Journalists need to survive; independent media need to survive this period because, if you look at the dynamics and economics of it, the advertising model is dead for journalism. I have already talked a little bit about the commoditisation of news and the incentive structures for it, and yet the law in many democratic countries has journalists speaking truth to power. What makes journalists different? I think that it is courage. It is the standards, ethics and mission of journalism and then the courage to ask you questions that you do not want to answer, and to do it in a way that is professional. I love this part of my job.
The other part is that it was never about gotcha. The other thing the internet did was to make it all about trying to one-up everyone. The job of journalists was always to be a surrogate for the people. We were there to help you make the right choices moving forward because we believed in the collective good in the public sphere.
Lord Stevenson of Balmacara: That is very helpful.
Q199 Lord Black of Brentwood: Thank you for your inspiring and compelling evidence today. You said just now, as is absolutely right, “Please do not wait years for this to happen”, although parliamentary processes are time consuming. You then said that shifts can perhaps happen at the same time as that legislative process is going on.
There is one other point to that. The flip-side of the coin of regulation is competition. You talked just now about how the business model is in effect dead for trusted independent journalism. Would your message to the UK Government be, “Don’t just think about regulation. Get on and deal with the competition issues at the same time”, as indeed they have in Australia?
Maria Ressa: On all fronts, the other important thing is data protection. That is another lever, but it is the surveillance capitalism model we all have to deal with. Using behavioural surplus data for monetisation leads to insidious manipulation. Antitrust in the US was a big thing.
The last part that we have not really talked about is data protection standards, because in the end the question I always have is: is it fair that the atomised post that I put on to Facebook can be pulled together by machine learning to create a model of me that knows me more than I know myself and is then sold to the highest bidder without my consent? Essentially, it is manipulating me. Those are some of the protections that, for us, are still missing. I do not know whether I answered your question. That is the exciting part.
Lord Black of Brentwood: You are tempting us down another road, but I think that you will have to come back another time. Thank you very much.

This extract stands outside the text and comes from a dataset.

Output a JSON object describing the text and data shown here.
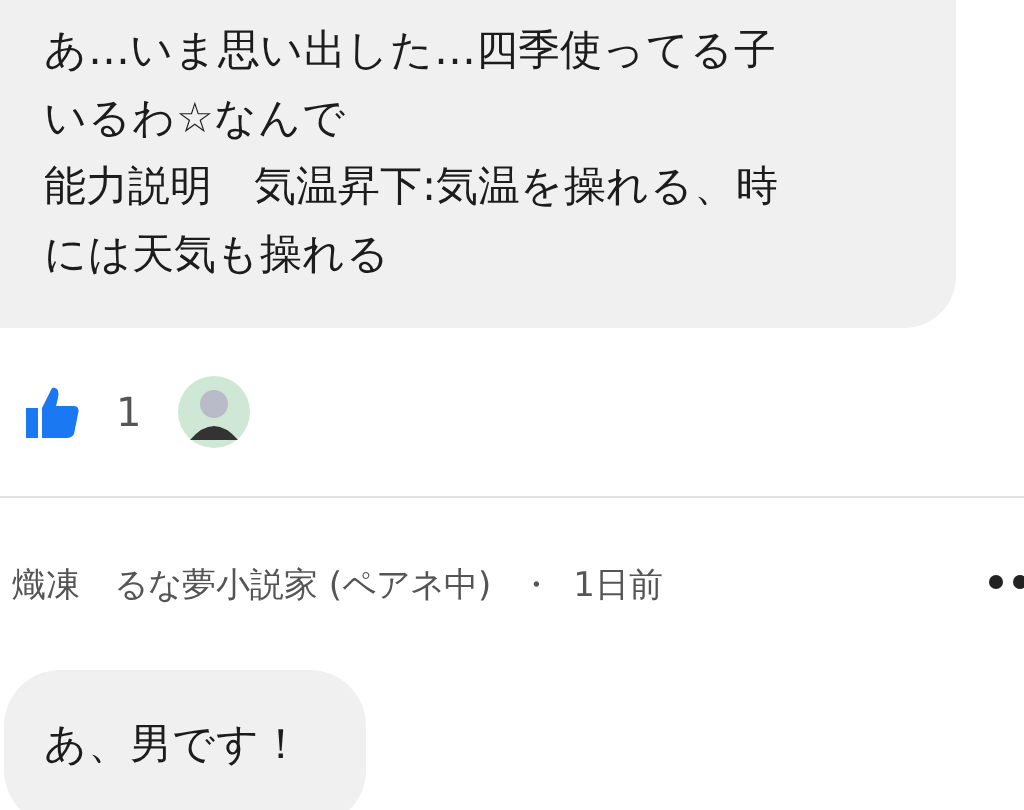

The Chair: Maria, that concludes the questions from the committee today. Thank you so much for joining us. We appreciate your testimony. It has been a real pleasure to hear from you.
Maria Ressa: Thank you for having me.